***** MATERIALS PROVIDED *****

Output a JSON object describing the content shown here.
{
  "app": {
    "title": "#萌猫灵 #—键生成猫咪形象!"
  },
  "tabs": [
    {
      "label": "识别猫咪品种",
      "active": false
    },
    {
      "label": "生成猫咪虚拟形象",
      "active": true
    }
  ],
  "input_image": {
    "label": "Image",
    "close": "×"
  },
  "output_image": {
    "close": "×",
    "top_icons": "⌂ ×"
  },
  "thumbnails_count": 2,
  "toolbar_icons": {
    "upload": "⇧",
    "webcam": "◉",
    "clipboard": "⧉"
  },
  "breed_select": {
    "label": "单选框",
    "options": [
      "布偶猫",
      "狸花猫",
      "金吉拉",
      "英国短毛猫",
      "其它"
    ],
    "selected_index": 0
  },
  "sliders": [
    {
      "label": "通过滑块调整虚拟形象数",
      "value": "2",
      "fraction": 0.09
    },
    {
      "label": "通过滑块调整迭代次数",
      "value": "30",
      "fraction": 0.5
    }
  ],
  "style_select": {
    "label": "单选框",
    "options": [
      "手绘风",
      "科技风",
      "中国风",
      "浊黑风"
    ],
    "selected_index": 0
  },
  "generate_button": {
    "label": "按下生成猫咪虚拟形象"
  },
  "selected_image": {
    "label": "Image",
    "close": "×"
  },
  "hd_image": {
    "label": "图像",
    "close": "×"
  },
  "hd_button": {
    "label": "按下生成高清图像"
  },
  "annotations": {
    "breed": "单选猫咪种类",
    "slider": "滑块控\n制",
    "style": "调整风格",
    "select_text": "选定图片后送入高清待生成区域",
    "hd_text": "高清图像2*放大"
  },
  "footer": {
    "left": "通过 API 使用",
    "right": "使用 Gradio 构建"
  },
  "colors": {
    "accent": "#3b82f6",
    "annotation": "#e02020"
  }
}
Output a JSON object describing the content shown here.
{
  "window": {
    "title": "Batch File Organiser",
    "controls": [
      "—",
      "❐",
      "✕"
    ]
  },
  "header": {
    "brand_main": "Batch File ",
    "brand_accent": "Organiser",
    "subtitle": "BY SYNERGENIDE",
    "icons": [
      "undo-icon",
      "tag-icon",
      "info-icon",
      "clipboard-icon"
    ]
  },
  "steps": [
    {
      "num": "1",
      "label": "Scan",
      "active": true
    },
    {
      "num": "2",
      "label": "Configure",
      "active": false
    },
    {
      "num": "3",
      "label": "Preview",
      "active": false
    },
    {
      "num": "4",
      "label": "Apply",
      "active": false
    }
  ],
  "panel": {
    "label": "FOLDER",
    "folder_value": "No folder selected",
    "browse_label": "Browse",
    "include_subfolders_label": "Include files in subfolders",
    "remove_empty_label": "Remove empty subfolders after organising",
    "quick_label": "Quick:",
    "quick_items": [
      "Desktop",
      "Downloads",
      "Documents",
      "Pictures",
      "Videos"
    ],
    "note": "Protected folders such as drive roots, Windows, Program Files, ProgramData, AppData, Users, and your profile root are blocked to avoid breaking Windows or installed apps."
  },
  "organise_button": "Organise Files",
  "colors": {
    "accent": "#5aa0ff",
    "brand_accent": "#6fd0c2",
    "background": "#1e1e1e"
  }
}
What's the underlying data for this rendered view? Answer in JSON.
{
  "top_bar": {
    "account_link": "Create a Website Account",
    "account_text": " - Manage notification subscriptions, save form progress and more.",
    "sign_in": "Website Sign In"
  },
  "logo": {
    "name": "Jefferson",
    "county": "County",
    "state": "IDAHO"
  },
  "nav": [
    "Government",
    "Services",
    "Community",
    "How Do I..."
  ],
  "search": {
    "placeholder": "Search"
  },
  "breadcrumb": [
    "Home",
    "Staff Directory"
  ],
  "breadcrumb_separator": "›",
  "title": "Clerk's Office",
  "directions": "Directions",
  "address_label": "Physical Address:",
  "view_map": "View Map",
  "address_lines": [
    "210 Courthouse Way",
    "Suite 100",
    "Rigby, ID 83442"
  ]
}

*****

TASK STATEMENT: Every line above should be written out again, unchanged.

EXERCISE RESPONSE:
Output a JSON object describing the content shown here.
{
  "app": {
    "title": "#萌猫灵 #—键生成猫咪形象!"
  },
  "tabs": [
    {
      "label": "识别猫咪品种",
      "active": false
    },
    {
      "label": "生成猫咪虚拟形象",
      "active": true
    }
  ],
  "input_image": {
    "label": "Image",
    "close": "×"
  },
  "output_image": {
    "close": "×",
    "top_icons": "⌂ ×"
  },
  "thumbnails_count": 2,
  "toolbar_icons": {
    "upload": "⇧",
    "webcam": "◉",
    "clipboard": "⧉"
  },
  "breed_select": {
    "label": "单选框",
    "options": [
      "布偶猫",
      "狸花猫",
      "金吉拉",
      "英国短毛猫",
      "其它"
    ],
    "selected_index": 0
  },
  "sliders": [
    {
      "label": "通过滑块调整虚拟形象数",
      "value": "2",
      "fraction": 0.09
    },
    {
      "label": "通过滑块调整迭代次数",
      "value": "30",
      "fraction": 0.5
    }
  ],
  "style_select": {
    "label": "单选框",
    "options": [
      "手绘风",
      "科技风",
      "中国风",
      "浊黑风"
    ],
    "selected_index": 0
  },
  "generate_button": {
    "label": "按下生成猫咪虚拟形象"
  },
  "selected_image": {
    "label": "Image",
    "close": "×"
  },
  "hd_image": {
    "label": "图像",
    "close": "×"
  },
  "hd_button": {
    "label": "按下生成高清图像"
  },
  "annotations": {
    "breed": "单选猫咪种类",
    "slider": "滑块控\n制",
    "style": "调整风格",
    "select_text": "选定图片后送入高清待生成区域",
    "hd_text": "高清图像2*放大"
  },
  "footer": {
    "left": "通过 API 使用",
    "right": "使用 Gradio 构建"
  },
  "colors": {
    "accent": "#3b82f6",
    "annotation": "#e02020"
  }
}
Output a JSON object describing the content shown here.
{
  "window": {
    "title": "Batch File Organiser",
    "controls": [
      "—",
      "❐",
      "✕"
    ]
  },
  "header": {
    "brand_main": "Batch File ",
    "brand_accent": "Organiser",
    "subtitle": "BY SYNERGENIDE",
    "icons": [
      "undo-icon",
      "tag-icon",
      "info-icon",
      "clipboard-icon"
    ]
  },
  "steps": [
    {
      "num": "1",
      "label": "Scan",
      "active": true
    },
    {
      "num": "2",
      "label": "Configure",
      "active": false
    },
    {
      "num": "3",
      "label": "Preview",
      "active": false
    },
    {
      "num": "4",
      "label": "Apply",
      "active": false
    }
  ],
  "panel": {
    "label": "FOLDER",
    "folder_value": "No folder selected",
    "browse_label": "Browse",
    "include_subfolders_label": "Include files in subfolders",
    "remove_empty_label": "Remove empty subfolders after organising",
    "quick_label": "Quick:",
    "quick_items": [
      "Desktop",
      "Downloads",
      "Documents",
      "Pictures",
      "Videos"
    ],
    "note": "Protected folders such as drive roots, Windows, Program Files, ProgramData, AppData, Users, and your profile root are blocked to avoid breaking Windows or installed apps."
  },
  "organise_button": "Organise Files",
  "colors": {
    "accent": "#5aa0ff",
    "brand_accent": "#6fd0c2",
    "background": "#1e1e1e"
  }
}
What's the underlying data for this rendered view? Answer in JSON.
{
  "top_bar": {
    "account_link": "Create a Website Account",
    "account_text": " - Manage notification subscriptions, save form progress and more.",
    "sign_in": "Website Sign In"
  },
  "logo": {
    "name": "Jefferson",
    "county": "County",
    "state": "IDAHO"
  },
  "nav": [
    "Government",
    "Services",
    "Community",
    "How Do I..."
  ],
  "search": {
    "placeholder": "Search"
  },
  "breadcrumb": [
    "Home",
    "Staff Directory"
  ],
  "breadcrumb_separator": "›",
  "title": "Clerk's Office",
  "directions": "Directions",
  "address_label": "Physical Address:",
  "view_map": "View Map",
  "address_lines": [
    "210 Courthouse Way",
    "Suite 100",
    "Rigby, ID 83442"
  ]
}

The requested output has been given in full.